◆ Task
Print the entries exactly as they appear, and omit any images.

Items from a data source

◆ ◆ ◆

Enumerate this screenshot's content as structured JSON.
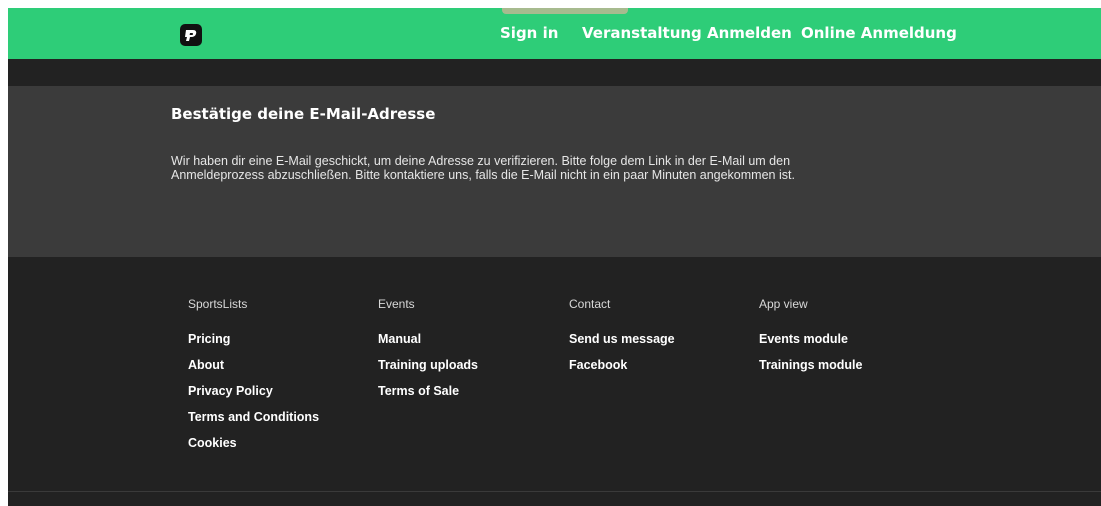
{
  "header": {
    "logo_icon": "p-logo-icon",
    "nav": [
      {
        "label": "Sign in"
      },
      {
        "label": "Veranstaltung Anmelden"
      },
      {
        "label": "Online Anmeldung"
      }
    ]
  },
  "main": {
    "title": "Bestätige deine E-Mail-Adresse",
    "message_line1": "Wir haben dir eine E-Mail geschickt, um deine Adresse zu verifizieren. Bitte folge dem Link in der E-Mail um den",
    "message_line2": "Anmeldeprozess abzuschließen. Bitte kontaktiere uns, falls die E-Mail nicht in ein paar Minuten angekommen ist."
  },
  "footer": {
    "columns": [
      {
        "heading": "SportsLists",
        "links": [
          "Pricing",
          "About",
          "Privacy Policy",
          "Terms and Conditions",
          "Cookies"
        ]
      },
      {
        "heading": "Events",
        "links": [
          "Manual",
          "Training uploads",
          "Terms of Sale"
        ]
      },
      {
        "heading": "Contact",
        "links": [
          "Send us message",
          "Facebook"
        ]
      },
      {
        "heading": "App view",
        "links": [
          "Events module",
          "Trainings module"
        ]
      }
    ]
  },
  "colors": {
    "brand_green": "#2ecd78",
    "dark_bg": "#222222",
    "panel_bg": "#3b3b3b"
  }
}
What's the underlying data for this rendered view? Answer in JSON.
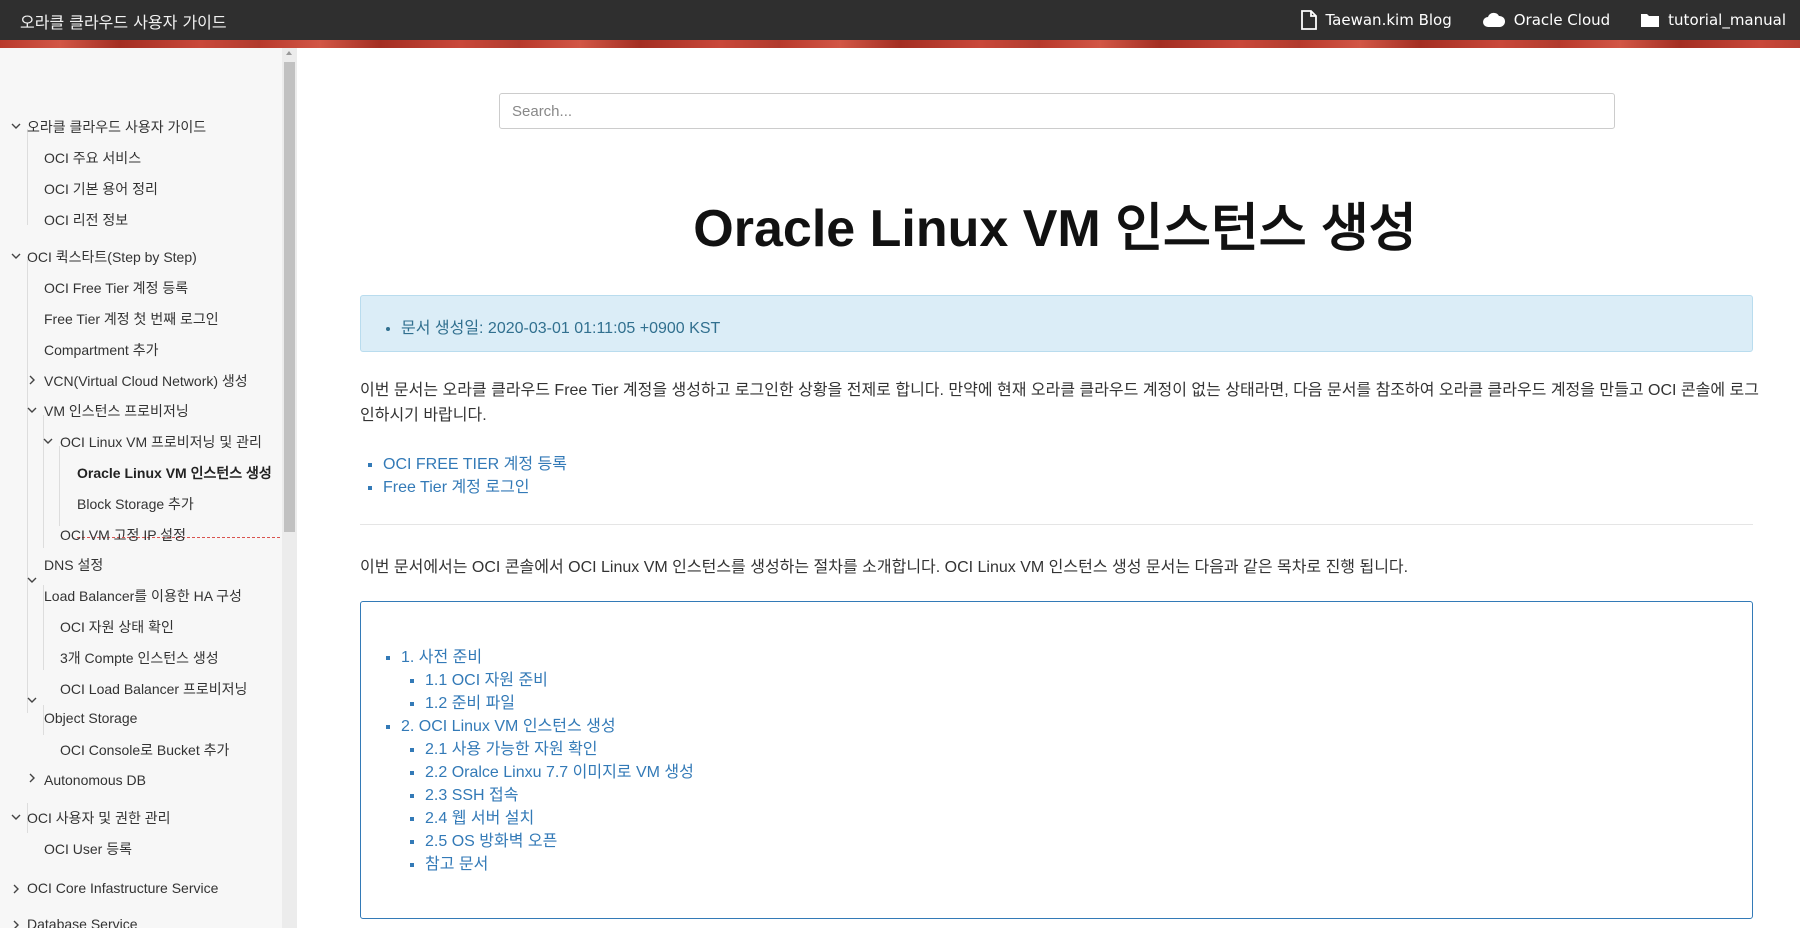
{
  "header": {
    "site_title": "오라클 클라우드 사용자 가이드",
    "nav": [
      {
        "label": "Taewan.kim Blog",
        "icon": "file-icon"
      },
      {
        "label": "Oracle Cloud",
        "icon": "cloud-icon"
      },
      {
        "label": "tutorial_manual",
        "icon": "folder-icon"
      }
    ]
  },
  "sidebar": {
    "items": [
      {
        "label": "오라클 클라우드 사용자 가이드",
        "state": "expanded"
      },
      {
        "label": "OCI 주요 서비스"
      },
      {
        "label": "OCI 기본 용어 정리"
      },
      {
        "label": "OCI 리전 정보"
      },
      {
        "label": "OCI 퀵스타트(Step by Step)",
        "state": "expanded"
      },
      {
        "label": "OCI Free Tier 계정 등록"
      },
      {
        "label": "Free Tier 계정 첫 번째 로그인"
      },
      {
        "label": "Compartment 추가"
      },
      {
        "label": "VCN(Virtual Cloud Network) 생성",
        "state": "collapsed"
      },
      {
        "label": "VM 인스턴스 프로비저닝",
        "state": "expanded"
      },
      {
        "label": "OCI Linux VM 프로비저닝 및 관리",
        "state": "expanded"
      },
      {
        "label": "Oracle Linux VM 인스턴스 생성",
        "state": "active"
      },
      {
        "label": "Block Storage 추가"
      },
      {
        "label": "OCI VM 고정 IP 설정"
      },
      {
        "label": "DNS 설정"
      },
      {
        "label": "Load Balancer를 이용한 HA 구성",
        "state": "expanded"
      },
      {
        "label": "OCI 자원 상태 확인"
      },
      {
        "label": "3개 Compte 인스턴스 생성"
      },
      {
        "label": "OCI Load Balancer 프로비저닝"
      },
      {
        "label": "Object Storage",
        "state": "expanded"
      },
      {
        "label": "OCI Console로 Bucket 추가"
      },
      {
        "label": "Autonomous DB",
        "state": "collapsed"
      },
      {
        "label": "OCI 사용자 및 권한 관리",
        "state": "expanded"
      },
      {
        "label": "OCI User 등록"
      },
      {
        "label": "OCI Core Infastructure Service",
        "state": "collapsed"
      },
      {
        "label": "Database Service",
        "state": "collapsed"
      }
    ]
  },
  "main": {
    "search_placeholder": "Search...",
    "title": "Oracle Linux VM 인스턴스 생성",
    "info": "문서 생성일: 2020-03-01 01:11:05 +0900 KST",
    "intro": "이번 문서는 오라클 클라우드 Free Tier 계정을 생성하고 로그인한 상황을 전제로 합니다. 만약에 현재 오라클 클라우드 계정이 없는 상태라면, 다음 문서를 참조하여 오라클 클라우드 계정을 만들고 OCI 콘솔에 로그인하시기 바랍니다.",
    "links": [
      "OCI FREE TIER 계정 등록",
      "Free Tier 계정 로그인"
    ],
    "para2": "이번 문서에서는 OCI 콘솔에서 OCI Linux VM 인스턴스를 생성하는 절차를 소개합니다. OCI Linux VM 인스턴스 생성 문서는 다음과 같은 목차로 진행 됩니다.",
    "toc": [
      {
        "label": "1. 사전 준비",
        "children": [
          "1.1 OCI 자원 준비",
          "1.2 준비 파일"
        ]
      },
      {
        "label": "2. OCI Linux VM 인스턴스 생성",
        "children": [
          "2.1 사용 가능한 자원 확인",
          "2.2 Oralce Linxu 7.7 이미지로 VM 생성",
          "2.3 SSH 접속",
          "2.4 웹 서버 설치",
          "2.5 OS 방화벽 오픈",
          "참고 문서"
        ]
      }
    ]
  },
  "colors": {
    "topbar": "#2f2f2f",
    "link": "#337ab7",
    "info_bg": "#dbedf7",
    "active_underline": "#d9534f"
  }
}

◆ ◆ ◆

◆ Answer
Enumerate this screenshot's content as structured JSON.
{
  "header": {
    "logo_icon": "p-logo-icon",
    "nav": [
      {
        "label": "Sign in"
      },
      {
        "label": "Veranstaltung Anmelden"
      },
      {
        "label": "Online Anmeldung"
      }
    ]
  },
  "main": {
    "title": "Bestätige deine E-Mail-Adresse",
    "message_line1": "Wir haben dir eine E-Mail geschickt, um deine Adresse zu verifizieren. Bitte folge dem Link in der E-Mail um den",
    "message_line2": "Anmeldeprozess abzuschließen. Bitte kontaktiere uns, falls die E-Mail nicht in ein paar Minuten angekommen ist."
  },
  "footer": {
    "columns": [
      {
        "heading": "SportsLists",
        "links": [
          "Pricing",
          "About",
          "Privacy Policy",
          "Terms and Conditions",
          "Cookies"
        ]
      },
      {
        "heading": "Events",
        "links": [
          "Manual",
          "Training uploads",
          "Terms of Sale"
        ]
      },
      {
        "heading": "Contact",
        "links": [
          "Send us message",
          "Facebook"
        ]
      },
      {
        "heading": "App view",
        "links": [
          "Events module",
          "Trainings module"
        ]
      }
    ]
  },
  "colors": {
    "brand_green": "#2ecd78",
    "dark_bg": "#222222",
    "panel_bg": "#3b3b3b"
  }
}
What's the underlying data for this rendered view? Answer in JSON.
{
  "header": {
    "site_title": "오라클 클라우드 사용자 가이드",
    "nav": [
      {
        "label": "Taewan.kim Blog",
        "icon": "file-icon"
      },
      {
        "label": "Oracle Cloud",
        "icon": "cloud-icon"
      },
      {
        "label": "tutorial_manual",
        "icon": "folder-icon"
      }
    ]
  },
  "sidebar": {
    "items": [
      {
        "label": "오라클 클라우드 사용자 가이드",
        "state": "expanded"
      },
      {
        "label": "OCI 주요 서비스"
      },
      {
        "label": "OCI 기본 용어 정리"
      },
      {
        "label": "OCI 리전 정보"
      },
      {
        "label": "OCI 퀵스타트(Step by Step)",
        "state": "expanded"
      },
      {
        "label": "OCI Free Tier 계정 등록"
      },
      {
        "label": "Free Tier 계정 첫 번째 로그인"
      },
      {
        "label": "Compartment 추가"
      },
      {
        "label": "VCN(Virtual Cloud Network) 생성",
        "state": "collapsed"
      },
      {
        "label": "VM 인스턴스 프로비저닝",
        "state": "expanded"
      },
      {
        "label": "OCI Linux VM 프로비저닝 및 관리",
        "state": "expanded"
      },
      {
        "label": "Oracle Linux VM 인스턴스 생성",
        "state": "active"
      },
      {
        "label": "Block Storage 추가"
      },
      {
        "label": "OCI VM 고정 IP 설정"
      },
      {
        "label": "DNS 설정"
      },
      {
        "label": "Load Balancer를 이용한 HA 구성",
        "state": "expanded"
      },
      {
        "label": "OCI 자원 상태 확인"
      },
      {
        "label": "3개 Compte 인스턴스 생성"
      },
      {
        "label": "OCI Load Balancer 프로비저닝"
      },
      {
        "label": "Object Storage",
        "state": "expanded"
      },
      {
        "label": "OCI Console로 Bucket 추가"
      },
      {
        "label": "Autonomous DB",
        "state": "collapsed"
      },
      {
        "label": "OCI 사용자 및 권한 관리",
        "state": "expanded"
      },
      {
        "label": "OCI User 등록"
      },
      {
        "label": "OCI Core Infastructure Service",
        "state": "collapsed"
      },
      {
        "label": "Database Service",
        "state": "collapsed"
      }
    ]
  },
  "main": {
    "search_placeholder": "Search...",
    "title": "Oracle Linux VM 인스턴스 생성",
    "info": "문서 생성일: 2020-03-01 01:11:05 +0900 KST",
    "intro": "이번 문서는 오라클 클라우드 Free Tier 계정을 생성하고 로그인한 상황을 전제로 합니다. 만약에 현재 오라클 클라우드 계정이 없는 상태라면, 다음 문서를 참조하여 오라클 클라우드 계정을 만들고 OCI 콘솔에 로그인하시기 바랍니다.",
    "links": [
      "OCI FREE TIER 계정 등록",
      "Free Tier 계정 로그인"
    ],
    "para2": "이번 문서에서는 OCI 콘솔에서 OCI Linux VM 인스턴스를 생성하는 절차를 소개합니다. OCI Linux VM 인스턴스 생성 문서는 다음과 같은 목차로 진행 됩니다.",
    "toc": [
      {
        "label": "1. 사전 준비",
        "children": [
          "1.1 OCI 자원 준비",
          "1.2 준비 파일"
        ]
      },
      {
        "label": "2. OCI Linux VM 인스턴스 생성",
        "children": [
          "2.1 사용 가능한 자원 확인",
          "2.2 Oralce Linxu 7.7 이미지로 VM 생성",
          "2.3 SSH 접속",
          "2.4 웹 서버 설치",
          "2.5 OS 방화벽 오픈",
          "참고 문서"
        ]
      }
    ]
  },
  "colors": {
    "topbar": "#2f2f2f",
    "link": "#337ab7",
    "info_bg": "#dbedf7",
    "active_underline": "#d9534f"
  }
}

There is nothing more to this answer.